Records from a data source
_____
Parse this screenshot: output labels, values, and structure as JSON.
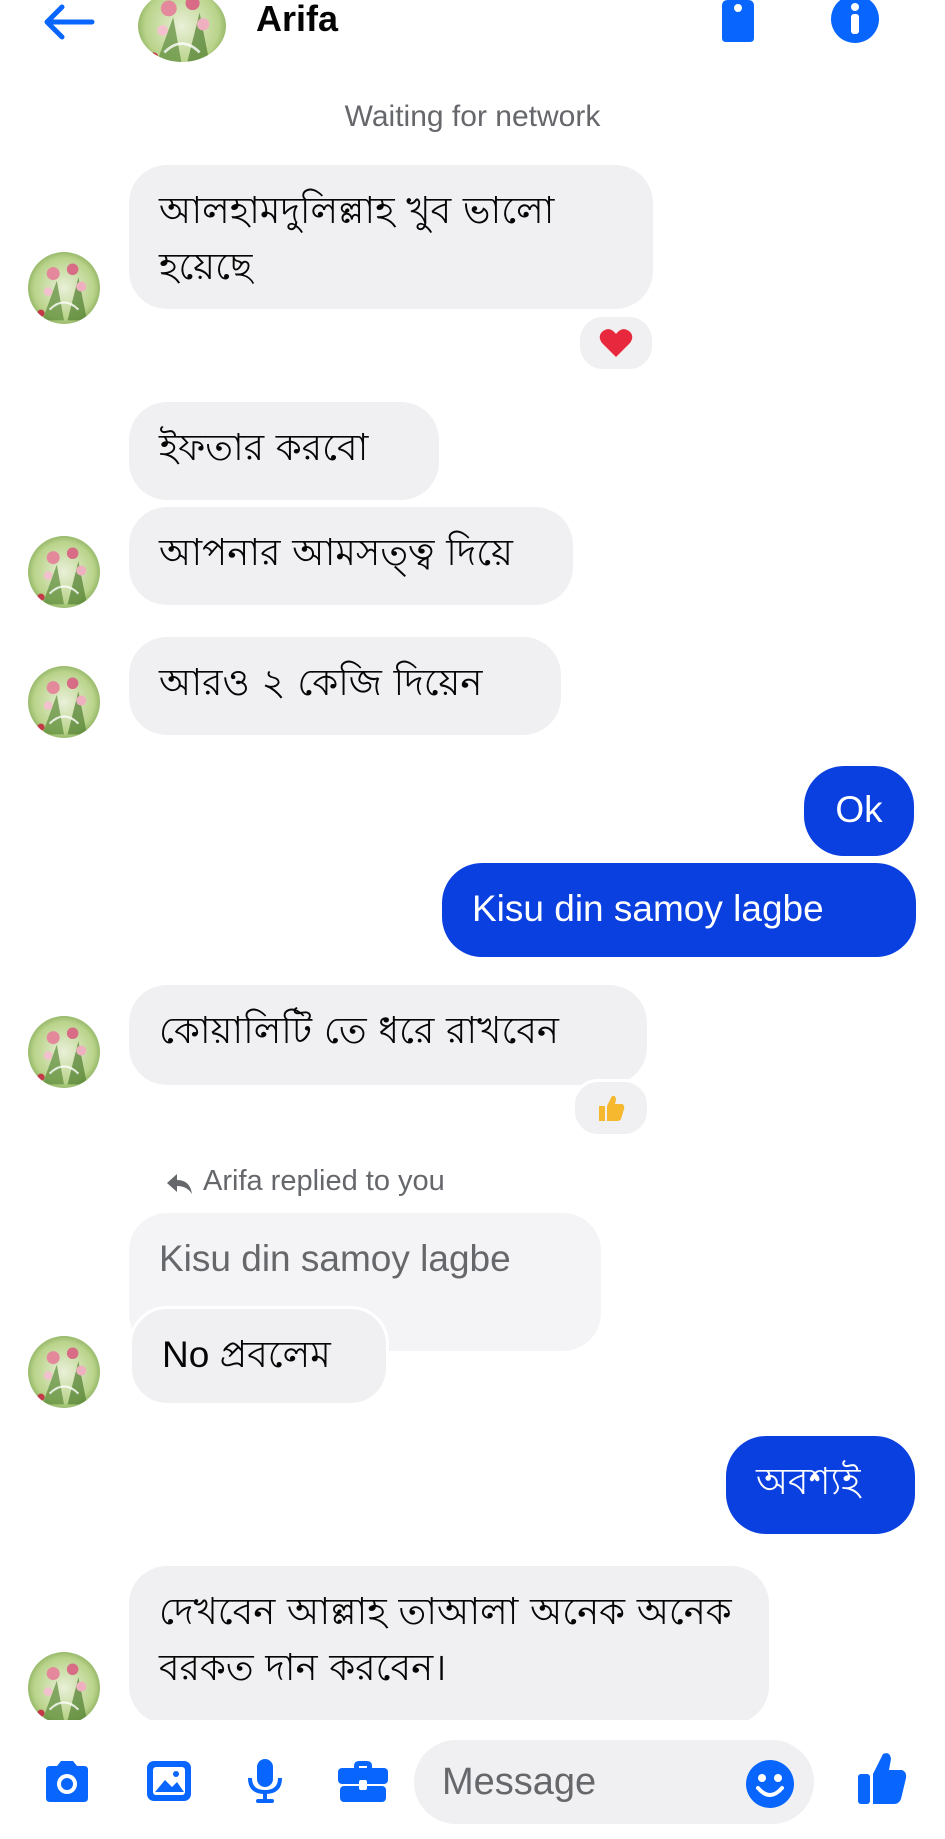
{
  "header": {
    "contact_name": "Arifa",
    "status": "Waiting for network"
  },
  "messages": [
    {
      "text": "আলহামদুলিল্লাহ খুব ভালো হয়েছে",
      "reaction": "heart"
    },
    {
      "text": "ইফতার করবো"
    },
    {
      "text": "আপনার আমসত্ত্ব দিয়ে"
    },
    {
      "text": "আরও ২ কেজি দিয়েন"
    },
    {
      "text": "Ok"
    },
    {
      "text": "Kisu din samoy lagbe"
    },
    {
      "text": "কোয়ালিটি তে ধরে রাখবেন",
      "reaction": "thumbs-up"
    },
    {
      "text": "No প্রবলেম"
    },
    {
      "text": "অবশ্যই"
    },
    {
      "text": "দেখবেন আল্লাহ তাআলা অনেক অনেক বরকত দান করবেন।"
    }
  ],
  "reply": {
    "note": "Arifa replied to you",
    "quoted_text": "Kisu din samoy lagbe"
  },
  "composer": {
    "placeholder": "Message"
  },
  "colors": {
    "accent": "#0a3fe0",
    "icon_blue": "#0866ff",
    "incoming_bubble": "#f0f0f2",
    "secondary_text": "#65676b",
    "heart": "#e8283c",
    "thumbs_up": "#f5b82e"
  },
  "icons": [
    "back-arrow-icon",
    "tag-icon",
    "info-icon",
    "camera-icon",
    "image-icon",
    "microphone-icon",
    "briefcase-icon",
    "emoji-icon",
    "thumbs-up-icon",
    "heart-icon",
    "reply-arrow-icon"
  ]
}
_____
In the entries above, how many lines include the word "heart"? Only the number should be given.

■ Task result
3